» **Problem to solve**:
Every line below that mentions the word "datetime" should be copied out.

Dataset rows for apps and sites
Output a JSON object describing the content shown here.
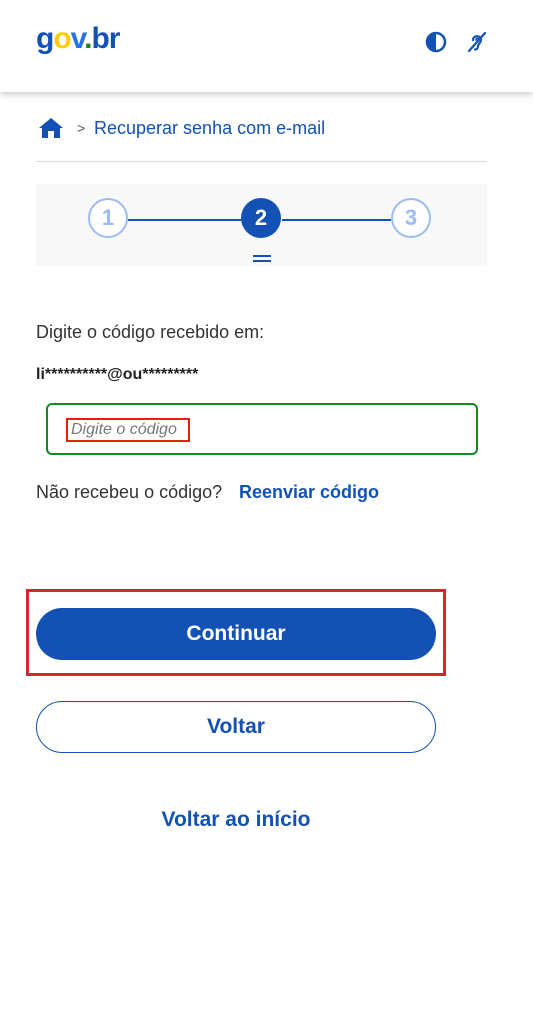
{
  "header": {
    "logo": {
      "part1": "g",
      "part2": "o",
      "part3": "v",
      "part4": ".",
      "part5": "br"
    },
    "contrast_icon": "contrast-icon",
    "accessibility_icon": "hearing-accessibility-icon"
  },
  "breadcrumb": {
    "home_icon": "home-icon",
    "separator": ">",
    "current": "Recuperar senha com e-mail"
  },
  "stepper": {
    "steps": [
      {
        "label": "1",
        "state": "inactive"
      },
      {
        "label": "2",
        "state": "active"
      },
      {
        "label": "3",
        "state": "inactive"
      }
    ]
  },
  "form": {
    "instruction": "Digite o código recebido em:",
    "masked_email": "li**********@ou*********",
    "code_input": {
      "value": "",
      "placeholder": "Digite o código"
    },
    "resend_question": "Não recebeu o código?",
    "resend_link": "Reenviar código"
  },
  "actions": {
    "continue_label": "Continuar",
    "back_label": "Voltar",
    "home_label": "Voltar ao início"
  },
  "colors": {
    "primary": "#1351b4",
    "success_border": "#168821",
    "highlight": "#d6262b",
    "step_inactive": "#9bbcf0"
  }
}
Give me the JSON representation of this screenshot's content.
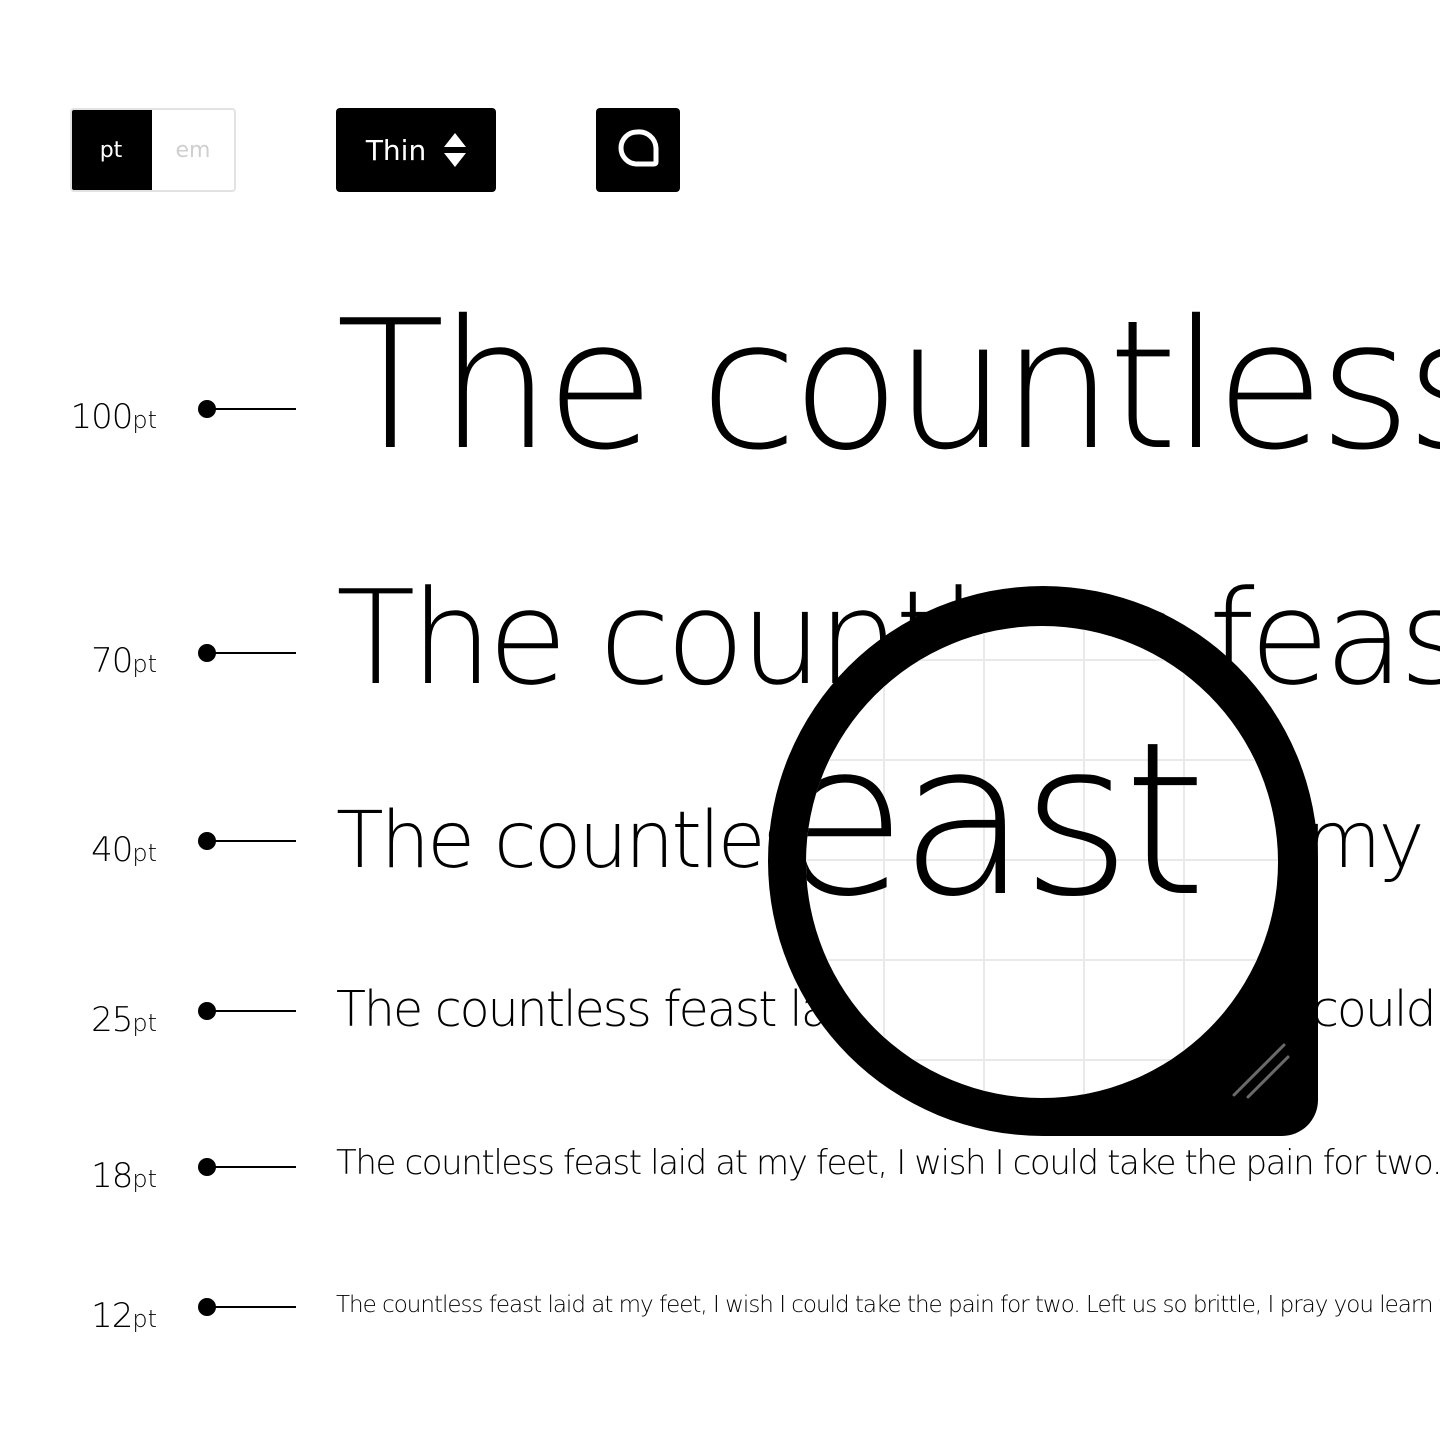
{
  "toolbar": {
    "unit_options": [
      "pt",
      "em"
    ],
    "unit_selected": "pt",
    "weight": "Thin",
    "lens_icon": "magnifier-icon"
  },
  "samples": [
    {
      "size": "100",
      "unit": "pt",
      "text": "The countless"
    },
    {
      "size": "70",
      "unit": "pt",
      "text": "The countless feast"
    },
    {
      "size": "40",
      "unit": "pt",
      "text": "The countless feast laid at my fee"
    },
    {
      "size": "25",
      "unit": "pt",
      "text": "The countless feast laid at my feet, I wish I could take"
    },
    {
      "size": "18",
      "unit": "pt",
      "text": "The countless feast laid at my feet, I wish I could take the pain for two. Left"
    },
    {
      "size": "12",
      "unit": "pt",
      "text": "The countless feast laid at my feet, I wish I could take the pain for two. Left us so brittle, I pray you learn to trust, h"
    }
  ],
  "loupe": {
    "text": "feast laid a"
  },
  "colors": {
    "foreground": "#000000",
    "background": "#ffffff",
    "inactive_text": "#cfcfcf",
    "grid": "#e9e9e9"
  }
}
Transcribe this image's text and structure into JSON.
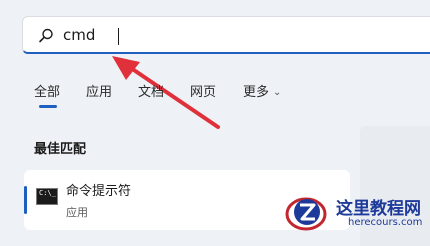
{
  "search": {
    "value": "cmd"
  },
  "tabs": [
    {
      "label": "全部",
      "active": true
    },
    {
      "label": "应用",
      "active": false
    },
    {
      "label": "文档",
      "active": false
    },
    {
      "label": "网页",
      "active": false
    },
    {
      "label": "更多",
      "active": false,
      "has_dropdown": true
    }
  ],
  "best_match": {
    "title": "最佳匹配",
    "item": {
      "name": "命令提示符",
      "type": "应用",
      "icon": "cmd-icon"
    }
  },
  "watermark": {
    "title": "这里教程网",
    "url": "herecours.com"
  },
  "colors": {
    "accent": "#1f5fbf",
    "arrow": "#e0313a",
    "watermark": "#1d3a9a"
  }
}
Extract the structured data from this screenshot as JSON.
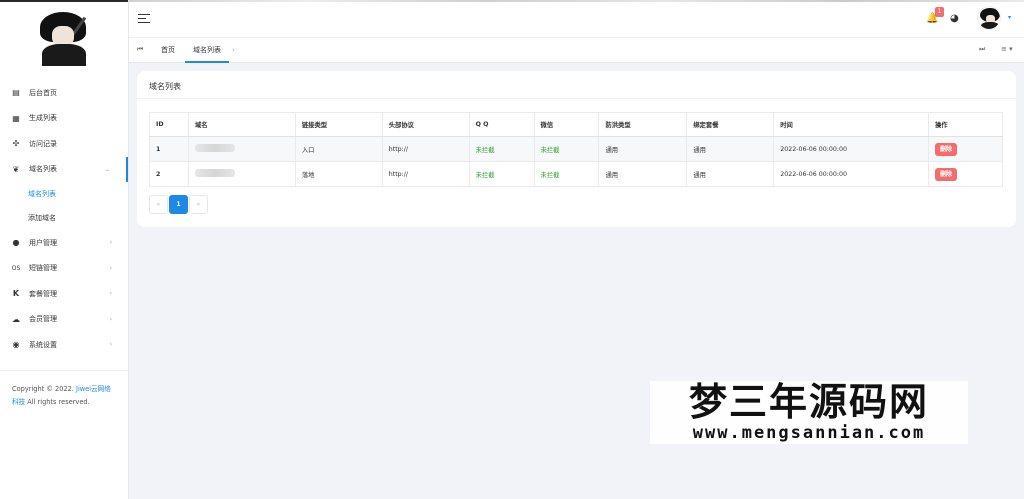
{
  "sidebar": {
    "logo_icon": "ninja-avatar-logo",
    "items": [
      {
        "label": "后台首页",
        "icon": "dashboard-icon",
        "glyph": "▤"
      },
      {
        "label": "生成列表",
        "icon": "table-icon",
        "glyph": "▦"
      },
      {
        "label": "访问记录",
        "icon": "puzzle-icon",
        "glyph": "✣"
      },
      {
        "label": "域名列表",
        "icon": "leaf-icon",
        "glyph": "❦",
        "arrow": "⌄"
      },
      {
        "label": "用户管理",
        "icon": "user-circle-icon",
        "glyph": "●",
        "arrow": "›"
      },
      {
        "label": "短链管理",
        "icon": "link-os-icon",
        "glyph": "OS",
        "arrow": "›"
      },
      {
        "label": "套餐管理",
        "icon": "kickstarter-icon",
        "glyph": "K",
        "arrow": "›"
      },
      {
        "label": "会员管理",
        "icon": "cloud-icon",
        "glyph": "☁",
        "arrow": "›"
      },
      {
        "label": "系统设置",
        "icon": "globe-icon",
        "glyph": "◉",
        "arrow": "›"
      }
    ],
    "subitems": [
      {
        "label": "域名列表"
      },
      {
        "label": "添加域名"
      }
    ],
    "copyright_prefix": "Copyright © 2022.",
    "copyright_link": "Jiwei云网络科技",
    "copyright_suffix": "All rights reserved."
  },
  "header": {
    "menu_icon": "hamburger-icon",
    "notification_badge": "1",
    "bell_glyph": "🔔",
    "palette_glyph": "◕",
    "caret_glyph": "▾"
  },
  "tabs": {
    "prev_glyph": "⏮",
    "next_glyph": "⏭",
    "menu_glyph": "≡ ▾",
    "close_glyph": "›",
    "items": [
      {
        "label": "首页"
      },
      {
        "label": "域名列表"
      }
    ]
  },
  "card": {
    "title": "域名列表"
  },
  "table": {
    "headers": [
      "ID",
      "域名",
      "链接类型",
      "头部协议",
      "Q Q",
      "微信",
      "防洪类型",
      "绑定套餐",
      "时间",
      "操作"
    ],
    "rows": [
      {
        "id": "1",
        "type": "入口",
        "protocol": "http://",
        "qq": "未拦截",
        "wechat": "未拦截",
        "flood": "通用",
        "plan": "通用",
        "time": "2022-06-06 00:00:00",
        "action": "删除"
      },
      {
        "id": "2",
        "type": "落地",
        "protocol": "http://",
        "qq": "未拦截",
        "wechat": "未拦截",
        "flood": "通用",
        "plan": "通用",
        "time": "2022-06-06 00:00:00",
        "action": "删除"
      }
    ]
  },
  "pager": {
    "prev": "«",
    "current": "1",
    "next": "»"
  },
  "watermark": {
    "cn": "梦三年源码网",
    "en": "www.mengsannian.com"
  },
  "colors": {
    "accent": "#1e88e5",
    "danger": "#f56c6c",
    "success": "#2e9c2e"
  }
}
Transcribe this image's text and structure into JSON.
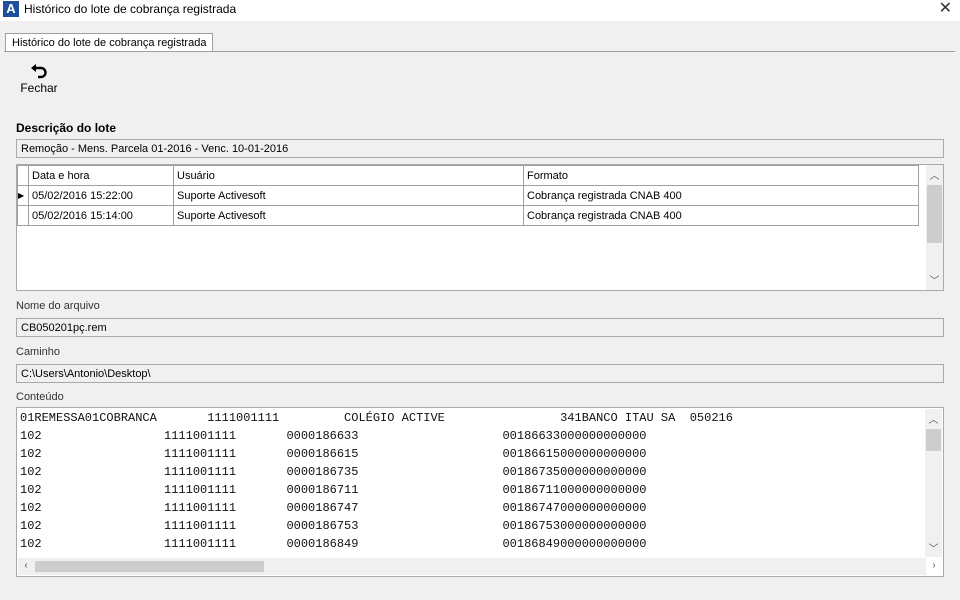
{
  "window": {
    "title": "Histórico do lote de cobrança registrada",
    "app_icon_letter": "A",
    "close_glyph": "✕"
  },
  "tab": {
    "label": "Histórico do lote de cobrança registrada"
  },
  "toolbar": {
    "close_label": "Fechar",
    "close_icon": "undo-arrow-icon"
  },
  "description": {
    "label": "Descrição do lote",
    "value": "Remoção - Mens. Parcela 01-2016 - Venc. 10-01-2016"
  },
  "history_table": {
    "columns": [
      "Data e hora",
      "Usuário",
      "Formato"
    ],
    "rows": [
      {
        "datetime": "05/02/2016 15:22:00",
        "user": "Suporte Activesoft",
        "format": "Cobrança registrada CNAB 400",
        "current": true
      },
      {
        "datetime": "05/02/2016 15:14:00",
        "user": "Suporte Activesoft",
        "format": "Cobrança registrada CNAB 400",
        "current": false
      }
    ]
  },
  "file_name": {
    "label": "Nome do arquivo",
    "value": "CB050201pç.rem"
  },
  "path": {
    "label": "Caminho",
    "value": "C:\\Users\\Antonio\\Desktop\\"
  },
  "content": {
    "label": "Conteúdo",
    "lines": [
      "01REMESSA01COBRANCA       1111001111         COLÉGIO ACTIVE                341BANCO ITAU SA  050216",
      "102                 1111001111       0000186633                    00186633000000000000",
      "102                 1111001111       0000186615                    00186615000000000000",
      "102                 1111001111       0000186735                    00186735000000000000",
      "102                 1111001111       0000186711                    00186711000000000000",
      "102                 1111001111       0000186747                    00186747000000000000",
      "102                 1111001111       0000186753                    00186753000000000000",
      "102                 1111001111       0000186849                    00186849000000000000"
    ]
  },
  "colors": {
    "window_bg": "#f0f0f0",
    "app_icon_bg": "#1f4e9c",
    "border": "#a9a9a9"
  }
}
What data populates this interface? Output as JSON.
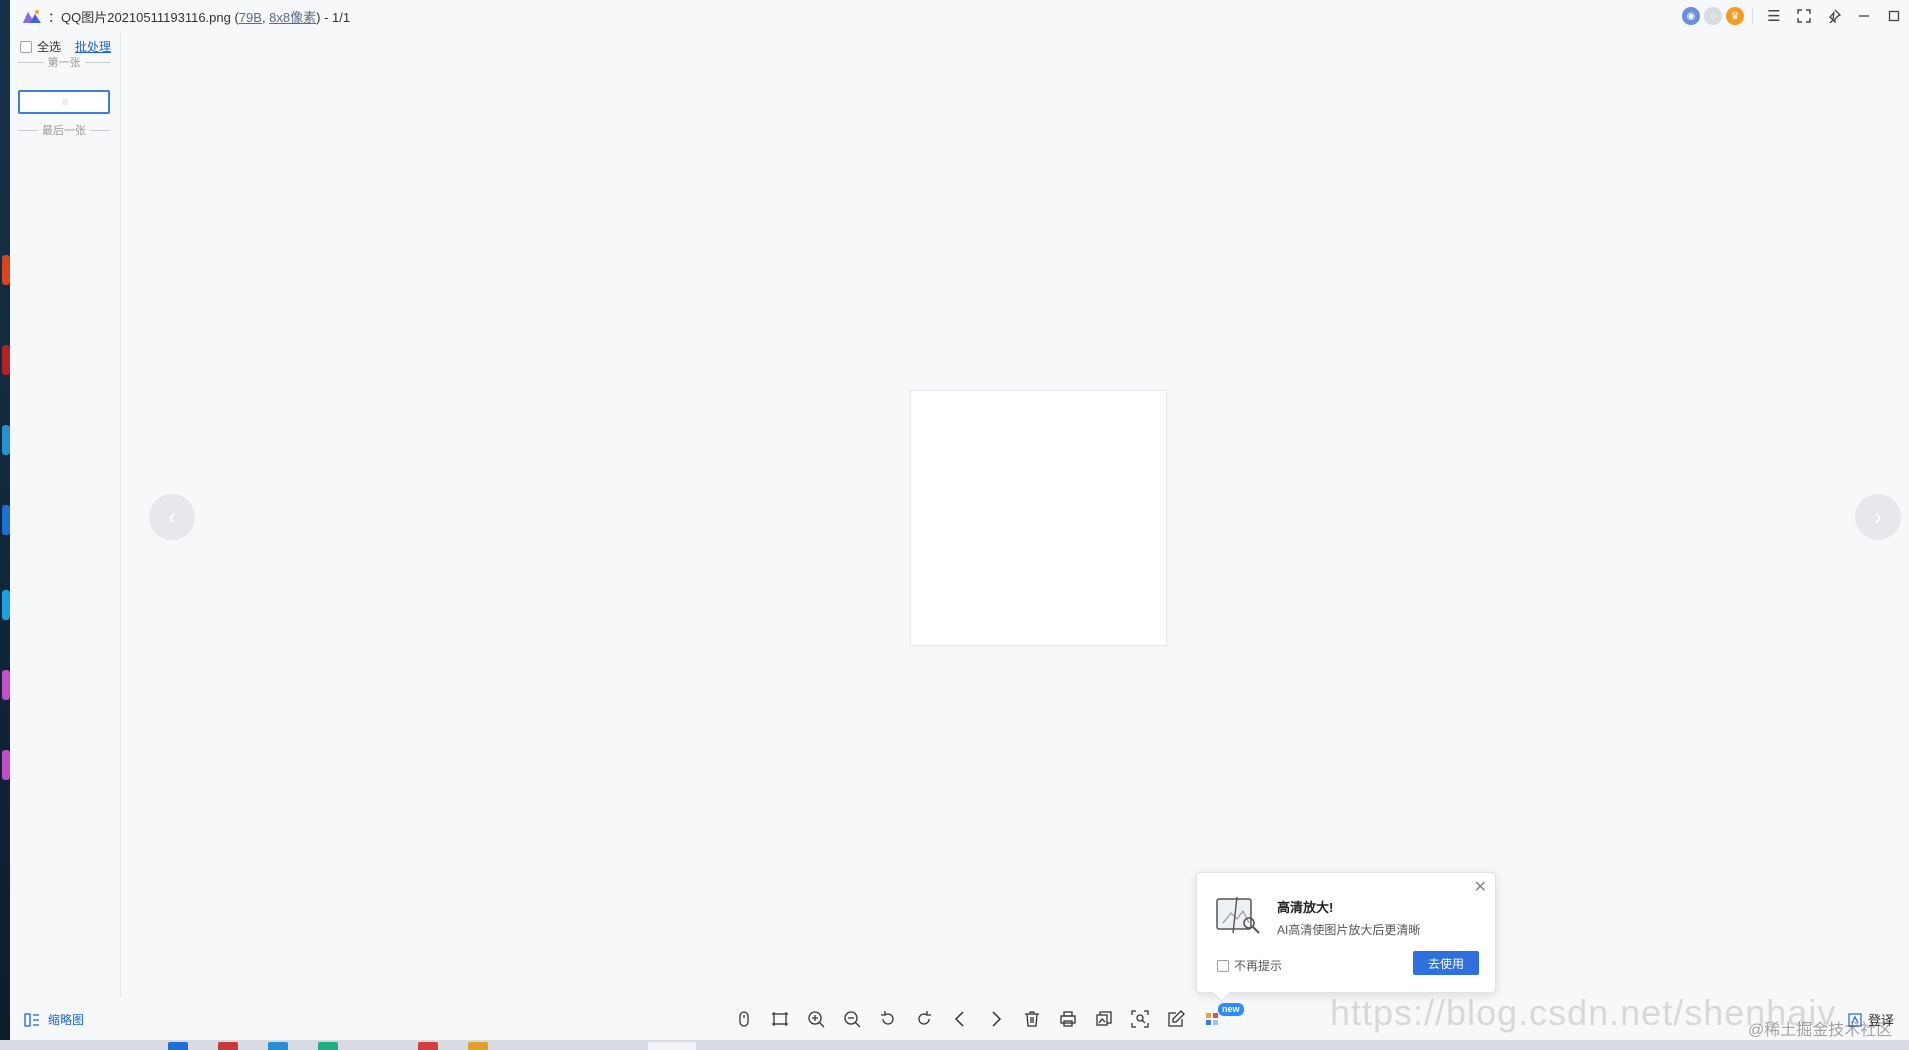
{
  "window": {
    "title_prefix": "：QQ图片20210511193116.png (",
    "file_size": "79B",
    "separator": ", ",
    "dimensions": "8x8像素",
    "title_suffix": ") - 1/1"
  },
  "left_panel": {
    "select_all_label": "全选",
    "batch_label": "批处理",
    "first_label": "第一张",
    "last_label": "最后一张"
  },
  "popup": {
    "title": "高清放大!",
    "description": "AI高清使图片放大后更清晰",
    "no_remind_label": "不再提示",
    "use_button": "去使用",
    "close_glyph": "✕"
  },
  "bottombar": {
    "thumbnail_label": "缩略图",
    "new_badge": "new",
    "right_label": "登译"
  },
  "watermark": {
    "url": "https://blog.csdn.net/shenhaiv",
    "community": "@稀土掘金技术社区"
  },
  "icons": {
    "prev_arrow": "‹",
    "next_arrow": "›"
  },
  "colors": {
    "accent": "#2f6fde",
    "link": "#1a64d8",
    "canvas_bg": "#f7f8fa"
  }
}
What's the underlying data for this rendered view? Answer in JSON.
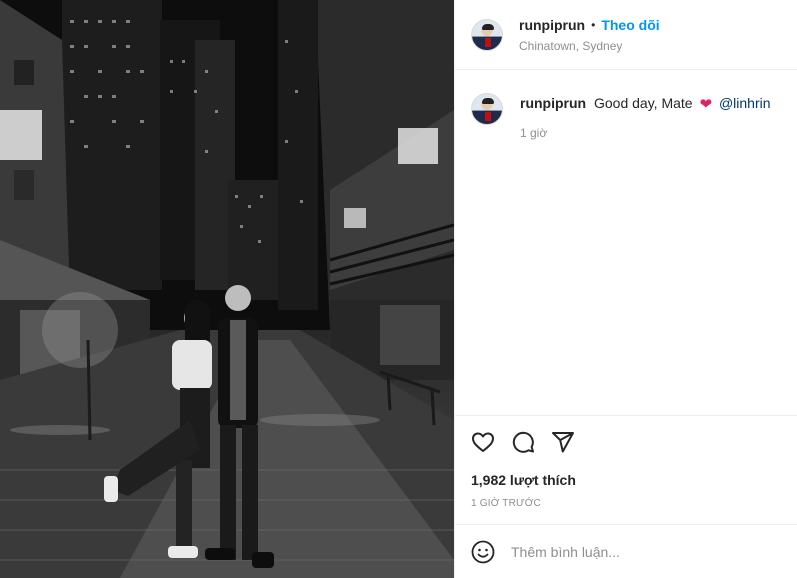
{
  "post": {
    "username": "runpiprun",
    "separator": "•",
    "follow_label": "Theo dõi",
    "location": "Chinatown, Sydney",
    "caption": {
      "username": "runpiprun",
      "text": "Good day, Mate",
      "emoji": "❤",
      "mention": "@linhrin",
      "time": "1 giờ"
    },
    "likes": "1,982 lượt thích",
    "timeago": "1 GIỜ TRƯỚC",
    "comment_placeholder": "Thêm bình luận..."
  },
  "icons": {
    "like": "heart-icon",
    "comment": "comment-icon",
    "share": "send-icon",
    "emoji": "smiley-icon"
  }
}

» **Answer space**:
        "datetime": "05/02/2016 15:22:00",
        "datetime": "05/02/2016 15:14:00",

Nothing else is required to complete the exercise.